- Martin Luther’s Rejection of Four New Testament Books
- The Seven Deuterocanonical Books
- Accepting the Canon from an Apostate Church
- The Myth of the Self-Authenticating Canon
- The “Fallible Collection” and “Reasonable Certainty”
- Sola Scriptura‘s Logical Consequences
- The Canon of Shakespeare
- The Protestant Meltdown over Questions of Sexuality
- The Protestant Flip-Flop on Other Moral Issues
- The Disintegration of Mainline Protestantism
- “I Have No Authority But Jesus”
- “The Catholic Church Manipulated Historical Texts”
- “No One is Infallible, so the Church Cannot be”
- “The Catholic Church Prevented Vernacular Translations of the Bible”
- “The Catholic Church Puts God in a Box”
- “The Catholic Church Does Not Produce Good Fruit”
- “The Early Church Was Like Protestantism”
- “The Catholic Church Invented Doctrines Late in History”
- The Sacraments
- The Unanimous Teaching of Baptismal Regeneration
- Baptism, Sola Fide, and Salvation: Two Different Understandings
- Infant Baptism
- The Protestant Rejection of Marriage as a Sacrament
- Anointing of the Sick
- The Eucharist
- Holy Orders and Apostolic Succession
- The Closure of Public Revelation
- Oral Tradition and John’s Third Letter
- Evangelical Protestantism and Tradition
- The Family of God Versus “Me and God”
- Are the Scriptures Difficult to Understand?
- Protestantism’s Lack of Interpretative Authority
- The Perspicuity of the Scriptures
- Misinterpreting the Great Commission
- Interpreting the Bible with a Modern, Scientific Mind
- Authority is God’s Intention
- Interpretation vs. Authority
This is a very readable book, easily consumed in sections. I recommend it for anyone interested in understanding the claims of Protestantism. It will be especially helpful for Protestants who are reconsidering their denomination’s direction, folks who are interested in Catholicism and all seekers of truth. Lapsed Catholics now in Protestant communities and other poorly catechized Catholics may also find it useful.
From the conclusion:

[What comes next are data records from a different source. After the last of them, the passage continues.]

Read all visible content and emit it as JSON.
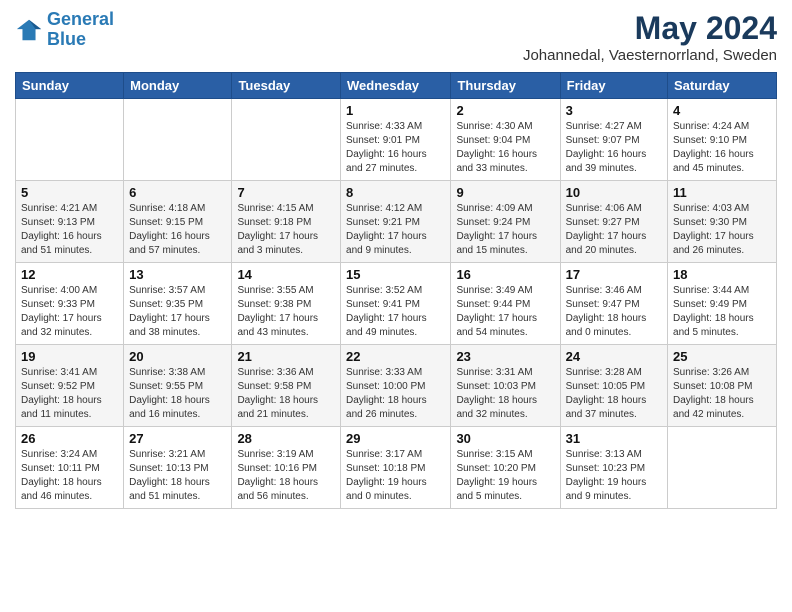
{
  "header": {
    "logo_line1": "General",
    "logo_line2": "Blue",
    "month": "May 2024",
    "location": "Johannedal, Vaesternorrland, Sweden"
  },
  "weekdays": [
    "Sunday",
    "Monday",
    "Tuesday",
    "Wednesday",
    "Thursday",
    "Friday",
    "Saturday"
  ],
  "weeks": [
    [
      {
        "day": "",
        "info": ""
      },
      {
        "day": "",
        "info": ""
      },
      {
        "day": "",
        "info": ""
      },
      {
        "day": "1",
        "info": "Sunrise: 4:33 AM\nSunset: 9:01 PM\nDaylight: 16 hours\nand 27 minutes."
      },
      {
        "day": "2",
        "info": "Sunrise: 4:30 AM\nSunset: 9:04 PM\nDaylight: 16 hours\nand 33 minutes."
      },
      {
        "day": "3",
        "info": "Sunrise: 4:27 AM\nSunset: 9:07 PM\nDaylight: 16 hours\nand 39 minutes."
      },
      {
        "day": "4",
        "info": "Sunrise: 4:24 AM\nSunset: 9:10 PM\nDaylight: 16 hours\nand 45 minutes."
      }
    ],
    [
      {
        "day": "5",
        "info": "Sunrise: 4:21 AM\nSunset: 9:13 PM\nDaylight: 16 hours\nand 51 minutes."
      },
      {
        "day": "6",
        "info": "Sunrise: 4:18 AM\nSunset: 9:15 PM\nDaylight: 16 hours\nand 57 minutes."
      },
      {
        "day": "7",
        "info": "Sunrise: 4:15 AM\nSunset: 9:18 PM\nDaylight: 17 hours\nand 3 minutes."
      },
      {
        "day": "8",
        "info": "Sunrise: 4:12 AM\nSunset: 9:21 PM\nDaylight: 17 hours\nand 9 minutes."
      },
      {
        "day": "9",
        "info": "Sunrise: 4:09 AM\nSunset: 9:24 PM\nDaylight: 17 hours\nand 15 minutes."
      },
      {
        "day": "10",
        "info": "Sunrise: 4:06 AM\nSunset: 9:27 PM\nDaylight: 17 hours\nand 20 minutes."
      },
      {
        "day": "11",
        "info": "Sunrise: 4:03 AM\nSunset: 9:30 PM\nDaylight: 17 hours\nand 26 minutes."
      }
    ],
    [
      {
        "day": "12",
        "info": "Sunrise: 4:00 AM\nSunset: 9:33 PM\nDaylight: 17 hours\nand 32 minutes."
      },
      {
        "day": "13",
        "info": "Sunrise: 3:57 AM\nSunset: 9:35 PM\nDaylight: 17 hours\nand 38 minutes."
      },
      {
        "day": "14",
        "info": "Sunrise: 3:55 AM\nSunset: 9:38 PM\nDaylight: 17 hours\nand 43 minutes."
      },
      {
        "day": "15",
        "info": "Sunrise: 3:52 AM\nSunset: 9:41 PM\nDaylight: 17 hours\nand 49 minutes."
      },
      {
        "day": "16",
        "info": "Sunrise: 3:49 AM\nSunset: 9:44 PM\nDaylight: 17 hours\nand 54 minutes."
      },
      {
        "day": "17",
        "info": "Sunrise: 3:46 AM\nSunset: 9:47 PM\nDaylight: 18 hours\nand 0 minutes."
      },
      {
        "day": "18",
        "info": "Sunrise: 3:44 AM\nSunset: 9:49 PM\nDaylight: 18 hours\nand 5 minutes."
      }
    ],
    [
      {
        "day": "19",
        "info": "Sunrise: 3:41 AM\nSunset: 9:52 PM\nDaylight: 18 hours\nand 11 minutes."
      },
      {
        "day": "20",
        "info": "Sunrise: 3:38 AM\nSunset: 9:55 PM\nDaylight: 18 hours\nand 16 minutes."
      },
      {
        "day": "21",
        "info": "Sunrise: 3:36 AM\nSunset: 9:58 PM\nDaylight: 18 hours\nand 21 minutes."
      },
      {
        "day": "22",
        "info": "Sunrise: 3:33 AM\nSunset: 10:00 PM\nDaylight: 18 hours\nand 26 minutes."
      },
      {
        "day": "23",
        "info": "Sunrise: 3:31 AM\nSunset: 10:03 PM\nDaylight: 18 hours\nand 32 minutes."
      },
      {
        "day": "24",
        "info": "Sunrise: 3:28 AM\nSunset: 10:05 PM\nDaylight: 18 hours\nand 37 minutes."
      },
      {
        "day": "25",
        "info": "Sunrise: 3:26 AM\nSunset: 10:08 PM\nDaylight: 18 hours\nand 42 minutes."
      }
    ],
    [
      {
        "day": "26",
        "info": "Sunrise: 3:24 AM\nSunset: 10:11 PM\nDaylight: 18 hours\nand 46 minutes."
      },
      {
        "day": "27",
        "info": "Sunrise: 3:21 AM\nSunset: 10:13 PM\nDaylight: 18 hours\nand 51 minutes."
      },
      {
        "day": "28",
        "info": "Sunrise: 3:19 AM\nSunset: 10:16 PM\nDaylight: 18 hours\nand 56 minutes."
      },
      {
        "day": "29",
        "info": "Sunrise: 3:17 AM\nSunset: 10:18 PM\nDaylight: 19 hours\nand 0 minutes."
      },
      {
        "day": "30",
        "info": "Sunrise: 3:15 AM\nSunset: 10:20 PM\nDaylight: 19 hours\nand 5 minutes."
      },
      {
        "day": "31",
        "info": "Sunrise: 3:13 AM\nSunset: 10:23 PM\nDaylight: 19 hours\nand 9 minutes."
      },
      {
        "day": "",
        "info": ""
      }
    ]
  ]
}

Jesus Himself gives us the confidence that in seeking Him we will find Him, Who is the Truth and ultimate Authority: “Ask and it will be given to you; seek and you will find; knock and the door will be opened to you. For everyone who asks, receives; and the one who seeks, finds; and to the one who knocks, the door will be opened” (Matt. 7:7-8). May Christ bless and guide your search to find and worship Him in spirit and in truth (see John 4:23), and may He unite us all as one in the fullness of the truth.